I was unemployed for a few months before eventually finding a job with benefits that included paying for my higher-ed tuition. Although I wasn’t the biggest fan of my desk-job, the benefits heavily outweighed the negatives.
In more recent years, 27 to 29, I found myself juggling a full-time job by day, grad school by night and everything that life threw me in between. This included:
– Charles and I eloping.
– Making travel happen, whether domestically or internationally.
– Maintaining a social life/connection with my family, friends, Charles and myself.
– Exploring my interest in photography.
– Attempting to be a blogger shot caller.
– Moving into a new apartment and approaching life from a more minimal, conscious perspective.
– Finding ways to appreciate the little happenings in life while in pursuit of the major happenings I want in life.
You’re probably thinking, “That’s all fine and dandy, Setarra. But how does this reflection on your 20’s connect with the life is like your small kitchen theory?
I feel like my small kitchen?

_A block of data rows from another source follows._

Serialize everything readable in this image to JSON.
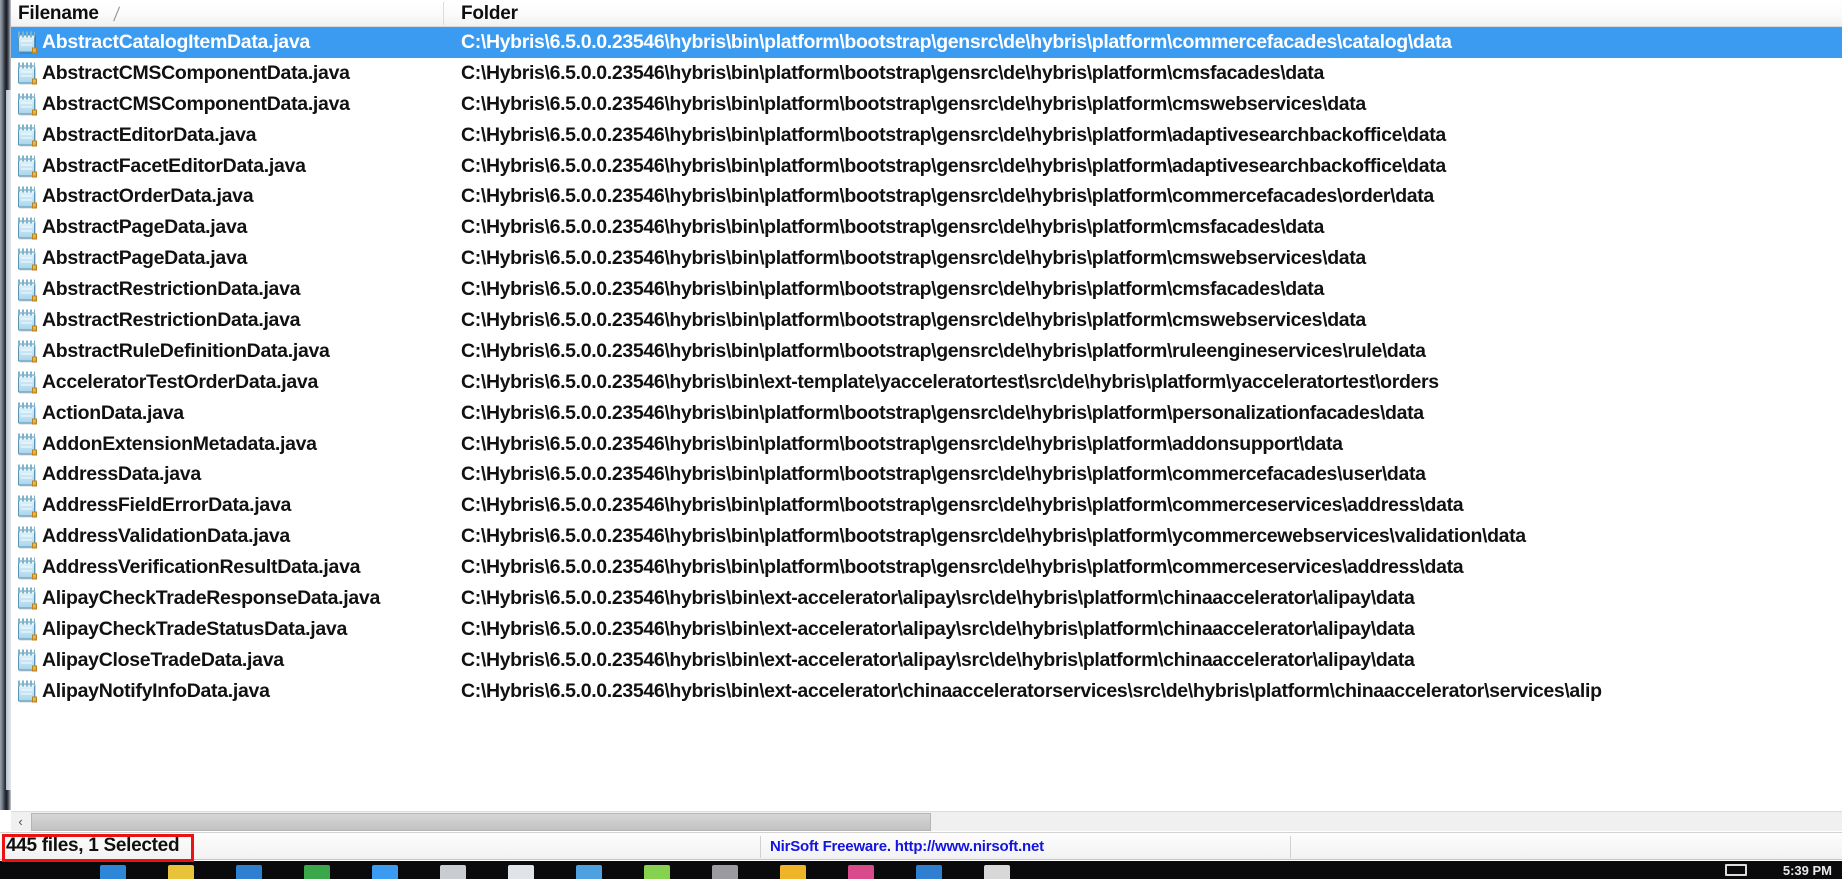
{
  "header": {
    "columns": [
      {
        "label": "Filename",
        "sort_indicator": "╱"
      },
      {
        "label": "Folder",
        "sort_indicator": ""
      }
    ]
  },
  "rows": [
    {
      "icon": "notepad-file-icon",
      "filename": "AbstractCatalogItemData.java",
      "folder": "C:\\Hybris\\6.5.0.0.23546\\hybris\\bin\\platform\\bootstrap\\gensrc\\de\\hybris\\platform\\commercefacades\\catalog\\data",
      "selected": true
    },
    {
      "icon": "notepad-file-icon",
      "filename": "AbstractCMSComponentData.java",
      "folder": "C:\\Hybris\\6.5.0.0.23546\\hybris\\bin\\platform\\bootstrap\\gensrc\\de\\hybris\\platform\\cmsfacades\\data",
      "selected": false
    },
    {
      "icon": "notepad-file-icon",
      "filename": "AbstractCMSComponentData.java",
      "folder": "C:\\Hybris\\6.5.0.0.23546\\hybris\\bin\\platform\\bootstrap\\gensrc\\de\\hybris\\platform\\cmswebservices\\data",
      "selected": false
    },
    {
      "icon": "notepad-file-icon",
      "filename": "AbstractEditorData.java",
      "folder": "C:\\Hybris\\6.5.0.0.23546\\hybris\\bin\\platform\\bootstrap\\gensrc\\de\\hybris\\platform\\adaptivesearchbackoffice\\data",
      "selected": false
    },
    {
      "icon": "notepad-file-icon",
      "filename": "AbstractFacetEditorData.java",
      "folder": "C:\\Hybris\\6.5.0.0.23546\\hybris\\bin\\platform\\bootstrap\\gensrc\\de\\hybris\\platform\\adaptivesearchbackoffice\\data",
      "selected": false
    },
    {
      "icon": "notepad-file-icon",
      "filename": "AbstractOrderData.java",
      "folder": "C:\\Hybris\\6.5.0.0.23546\\hybris\\bin\\platform\\bootstrap\\gensrc\\de\\hybris\\platform\\commercefacades\\order\\data",
      "selected": false
    },
    {
      "icon": "notepad-file-icon",
      "filename": "AbstractPageData.java",
      "folder": "C:\\Hybris\\6.5.0.0.23546\\hybris\\bin\\platform\\bootstrap\\gensrc\\de\\hybris\\platform\\cmsfacades\\data",
      "selected": false
    },
    {
      "icon": "notepad-file-icon",
      "filename": "AbstractPageData.java",
      "folder": "C:\\Hybris\\6.5.0.0.23546\\hybris\\bin\\platform\\bootstrap\\gensrc\\de\\hybris\\platform\\cmswebservices\\data",
      "selected": false
    },
    {
      "icon": "notepad-file-icon",
      "filename": "AbstractRestrictionData.java",
      "folder": "C:\\Hybris\\6.5.0.0.23546\\hybris\\bin\\platform\\bootstrap\\gensrc\\de\\hybris\\platform\\cmsfacades\\data",
      "selected": false
    },
    {
      "icon": "notepad-file-icon",
      "filename": "AbstractRestrictionData.java",
      "folder": "C:\\Hybris\\6.5.0.0.23546\\hybris\\bin\\platform\\bootstrap\\gensrc\\de\\hybris\\platform\\cmswebservices\\data",
      "selected": false
    },
    {
      "icon": "notepad-file-icon",
      "filename": "AbstractRuleDefinitionData.java",
      "folder": "C:\\Hybris\\6.5.0.0.23546\\hybris\\bin\\platform\\bootstrap\\gensrc\\de\\hybris\\platform\\ruleengineservices\\rule\\data",
      "selected": false
    },
    {
      "icon": "notepad-file-icon",
      "filename": "AcceleratorTestOrderData.java",
      "folder": "C:\\Hybris\\6.5.0.0.23546\\hybris\\bin\\ext-template\\yacceleratortest\\src\\de\\hybris\\platform\\yacceleratortest\\orders",
      "selected": false
    },
    {
      "icon": "notepad-file-icon",
      "filename": "ActionData.java",
      "folder": "C:\\Hybris\\6.5.0.0.23546\\hybris\\bin\\platform\\bootstrap\\gensrc\\de\\hybris\\platform\\personalizationfacades\\data",
      "selected": false
    },
    {
      "icon": "notepad-file-icon",
      "filename": "AddonExtensionMetadata.java",
      "folder": "C:\\Hybris\\6.5.0.0.23546\\hybris\\bin\\platform\\bootstrap\\gensrc\\de\\hybris\\platform\\addonsupport\\data",
      "selected": false
    },
    {
      "icon": "notepad-file-icon",
      "filename": "AddressData.java",
      "folder": "C:\\Hybris\\6.5.0.0.23546\\hybris\\bin\\platform\\bootstrap\\gensrc\\de\\hybris\\platform\\commercefacades\\user\\data",
      "selected": false
    },
    {
      "icon": "notepad-file-icon",
      "filename": "AddressFieldErrorData.java",
      "folder": "C:\\Hybris\\6.5.0.0.23546\\hybris\\bin\\platform\\bootstrap\\gensrc\\de\\hybris\\platform\\commerceservices\\address\\data",
      "selected": false
    },
    {
      "icon": "notepad-file-icon",
      "filename": "AddressValidationData.java",
      "folder": "C:\\Hybris\\6.5.0.0.23546\\hybris\\bin\\platform\\bootstrap\\gensrc\\de\\hybris\\platform\\ycommercewebservices\\validation\\data",
      "selected": false
    },
    {
      "icon": "notepad-file-icon",
      "filename": "AddressVerificationResultData.java",
      "folder": "C:\\Hybris\\6.5.0.0.23546\\hybris\\bin\\platform\\bootstrap\\gensrc\\de\\hybris\\platform\\commerceservices\\address\\data",
      "selected": false
    },
    {
      "icon": "notepad-file-icon",
      "filename": "AlipayCheckTradeResponseData.java",
      "folder": "C:\\Hybris\\6.5.0.0.23546\\hybris\\bin\\ext-accelerator\\alipay\\src\\de\\hybris\\platform\\chinaaccelerator\\alipay\\data",
      "selected": false
    },
    {
      "icon": "notepad-file-icon",
      "filename": "AlipayCheckTradeStatusData.java",
      "folder": "C:\\Hybris\\6.5.0.0.23546\\hybris\\bin\\ext-accelerator\\alipay\\src\\de\\hybris\\platform\\chinaaccelerator\\alipay\\data",
      "selected": false
    },
    {
      "icon": "notepad-file-icon",
      "filename": "AlipayCloseTradeData.java",
      "folder": "C:\\Hybris\\6.5.0.0.23546\\hybris\\bin\\ext-accelerator\\alipay\\src\\de\\hybris\\platform\\chinaaccelerator\\alipay\\data",
      "selected": false
    },
    {
      "icon": "notepad-file-icon",
      "filename": "AlipayNotifyInfoData.java",
      "folder": "C:\\Hybris\\6.5.0.0.23546\\hybris\\bin\\ext-accelerator\\chinaacceleratorservices\\src\\de\\hybris\\platform\\chinaaccelerator\\services\\alip",
      "selected": false
    }
  ],
  "scrollbars": {
    "horizontal_left_arrow": "‹"
  },
  "statusbar": {
    "left_text": "445 files, 1 Selected",
    "center_text": "NirSoft Freeware.  http://www.nirsoft.net"
  },
  "annotation": {
    "color": "#ee1111",
    "target": "445 files, 1 Selected"
  },
  "taskbar": {
    "time": "5:39 PM",
    "icon_colors": [
      "#2e86d8",
      "#e8c33a",
      "#2f7fd1",
      "#3aa84a",
      "#3b9bf0",
      "#c9cdd2",
      "#e0e4e8",
      "#4ea1e0",
      "#86d14e",
      "#9a9aa0",
      "#f0b429",
      "#d94a8c",
      "#2f7fd1",
      "#d8d8d8"
    ]
  },
  "colors": {
    "selection_blue": "#3b9bf0",
    "selection_focus_border": "#cc7a33",
    "link_blue": "#1414e0",
    "text_black": "#111111"
  }
}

That’s my life. And it’s only as small or as big as I allow it to be in my head.
Those items I’m constantly looking for in the kitchen that I think I’ve lost only to realize the item was right in front of me?
Those items were/are the answers to life that I have a tendency to frantically search for and it’s only when I take a moment to sit with myself and calm my mind that I’m able to see that the answer was right in front of me the whole time.
I have a habit of searching for things in our kitchen (and life) based on where I think they should be… And most times they are right where I thought they were. I just wasn’t able to see it at the time because either 1) I didn’t trust my instincts or 2) because my mind was not open to what I was seeing vs. what I thought I should be seeing.
And just like that damn fridge door is a nuisance because it controls how I can get in and out of my kitchen, I feel like that fridge door represents me… I am that fridge door. I control whether I move forward or backwards in life.
Heck… At the lowest moments of my 20’s, I was the nasty bridge troll of my life. Not anyone else… Me, myself and I.
And it wasn’t until I stepped out of the kitchen (or in this case, my perspective) that I was able to open and/or close a door in order to move forward in life.
Alll this I share to simply say that as all over the place as my 20’s were, I wouldn’t change or take anything back.
I struggled. I cried myself to sleep many nights. I considered giving up. We considered breaking up. I realized the difference between being alone vs. being lonely. I was humbled. I lost myself. I found myself. Lost myself again and found myself again only to realize that I always had myself… I just had to accept myself.
Who I am today is not the person I envisioned myself becoming at the ripe age of 18. Heck, who and where I am today is not even close to what and where I thought I would be 2 years ago.
And that’s ok. I am where I am.
And today, I am officially 30 and excited for what the next decade has to offer because it’s highly likely that my 30’s will be just as all over the place as my 20’s.
The only difference being that I feel a little more prepared for my 30’s because the greatest lesson I learned from my 20’s is that “a plan is a plan is a plan… But that’s not always where life lands” and I’m ready to roll with the punches.
Short story long, if there is anything I hope you take away from today’s blog post, it’s these 2 things:
1) Getting older is a blessing. To be alive and full of more wisdom than the year before is always a positive thing.
2) Opening and closing a door doesn’t have to be a frustrating/draining process. It can be as simple as you want it to be if that’s what you truly want. Don’t be the fridge door/bridge troll of your life. Allow yourself to pass go.
With that said…
30 cheers to getting better with time like a bottle of fine wine. Peace and love.